The second night we were packed in tight again but this time I had my dance spot staked out ahead of time. I found out later that after Friday’s show, the wait staff were told on Saturday to make sure not to get in the way of people who were dancing. Pretty cool stance for the venue to take, considering we were dancing in the only area where they could move around carrying bottles and glasses of wine.

On Saturday I brought my sister along with me. The woman sitting to my sister’s left introduced herself and said she came from an extended family of Poi fans and they’d all flown in from across the country for this show. She proceeded to tell us that her brother had passed away about two years ago and they had hired Frank (Orrall, leader of the band) to come and play on their deck as a kind of memorial service. She introduced us to her husband, then her brother who’d come from Los Angeles, a sister up from Georgia, another sister from I don’t remember where, her parents were a few tables over and her brother’s widow was with them. She’d come down from upstate New York. Aside from Frank playing on their deck, this was her first real Poi show.

I have to say, I got choked up about this whole scene before the show even began. There are several songs that Frank has written that address death and dying, but always in a positive light somehow. It didn’t surprise me that they had asked Frank to come and play for them; my funeral playlist starts with a Poi song too. But it’s more than that. He has this magnetic quality, this positive energy that creates the kind of devotion that brings people in from all over for a Poi show. That keeps us coming back two or three nights in a row, even after six or seven year absences. It’s not readily captured in video or audio because it’s missing the interaction with the other band members and the audience. In real life however, on several occasions, I’ve watched people at their first Poi show just fall under the spell that’s been cast in the room. It isn’t like you’re blown away, it’s more like you’re lifted up. You feel lighter.

wpid-wp-1425401204988.jpeg

L-R, Ron Hall, Frank Orrall, John Nelson, Susan Voelz.

One of the woman’s party said Frank knew they were all there. Shortly after that the band came on stage and Frank said, “This is for our brother, Jamie,” the woman’s brother, and they played that same song that leads off my funeral playlist. It’s a lovely, quiet instrumental song and, this family, I really couldn’t look at them or I was going to lose it.

The setlist varied, though they started off in a similar older to newer, slower to faster song progression. This time I didn’t wait as long to move to my dance spot. More people were already up dancing than the previous night. The woman we’d been talking to came over and joined me. Then my sister and her sisters. At one point my sister asked to borrow my phone to take a picture, not of the band but of the audience up dancing. She said she’d been to the City Winery a dozen times before and had never seen that many people up dancing. By the end of the night the whole place was up dancing. It was a first for the City Winery.

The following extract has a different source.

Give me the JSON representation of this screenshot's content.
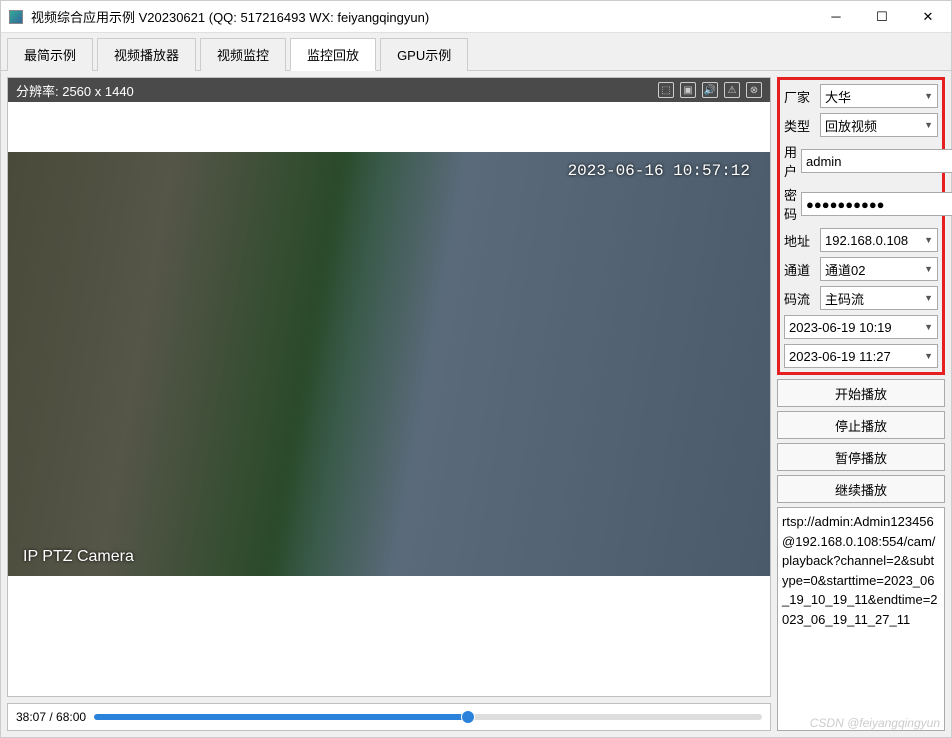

I couldn’t have been happier. I was happy for them that the shows were such a success. I was happy for the woman and her family who so clearly enjoyed the show and I know just the kind of cathartic release this was for them. I was happy that I’d been able to see one of my favorite live bands and dance and bask in that glow after so many years.

Last week I remembered that the Amazon music app on my phone has any CD I ever purchased through the site available to stream for free. I’d bought their album “7” when it came out in 2008 through Amazon so I fired up my phone-Bluetooth-radio set up in the car and hit play. As I drove home it started to snow, and I didn’t even care. Nothing was going to wipe that smile off my face.